## AIM OF THE EXERCISE
Your answer should consist of each line below that includes the word "ввода".

(MATERIAL FOR THE TASK)

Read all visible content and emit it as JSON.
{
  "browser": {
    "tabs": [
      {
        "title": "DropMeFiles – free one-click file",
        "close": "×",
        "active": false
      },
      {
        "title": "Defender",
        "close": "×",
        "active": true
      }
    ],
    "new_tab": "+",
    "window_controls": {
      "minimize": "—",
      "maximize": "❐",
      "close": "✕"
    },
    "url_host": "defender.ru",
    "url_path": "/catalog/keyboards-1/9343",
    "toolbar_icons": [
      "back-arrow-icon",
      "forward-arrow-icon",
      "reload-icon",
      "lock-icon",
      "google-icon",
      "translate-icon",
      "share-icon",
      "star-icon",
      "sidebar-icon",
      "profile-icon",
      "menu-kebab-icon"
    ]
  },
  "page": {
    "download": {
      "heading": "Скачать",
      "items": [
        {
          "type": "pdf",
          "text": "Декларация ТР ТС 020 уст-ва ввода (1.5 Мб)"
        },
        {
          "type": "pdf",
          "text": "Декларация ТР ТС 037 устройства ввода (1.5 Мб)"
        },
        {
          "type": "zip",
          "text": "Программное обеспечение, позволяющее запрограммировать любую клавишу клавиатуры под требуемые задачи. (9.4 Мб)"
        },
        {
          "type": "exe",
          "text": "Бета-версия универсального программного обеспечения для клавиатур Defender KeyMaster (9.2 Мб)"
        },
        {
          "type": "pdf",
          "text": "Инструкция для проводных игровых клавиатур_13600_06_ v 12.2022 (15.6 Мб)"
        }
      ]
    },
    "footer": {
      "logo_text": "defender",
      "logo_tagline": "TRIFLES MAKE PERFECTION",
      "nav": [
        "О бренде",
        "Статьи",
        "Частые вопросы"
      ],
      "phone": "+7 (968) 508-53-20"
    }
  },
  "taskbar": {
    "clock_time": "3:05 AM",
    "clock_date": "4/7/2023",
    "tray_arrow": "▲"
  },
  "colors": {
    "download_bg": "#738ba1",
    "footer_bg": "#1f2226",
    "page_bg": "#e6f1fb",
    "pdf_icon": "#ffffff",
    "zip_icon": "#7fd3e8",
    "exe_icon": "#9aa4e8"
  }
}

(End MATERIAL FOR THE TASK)

## RESULT
          "text": "Декларация ТР ТС 020 уст-ва ввода (1.5 Мб)"
          "text": "Декларация ТР ТС 037 устройства ввода (1.5 Мб)"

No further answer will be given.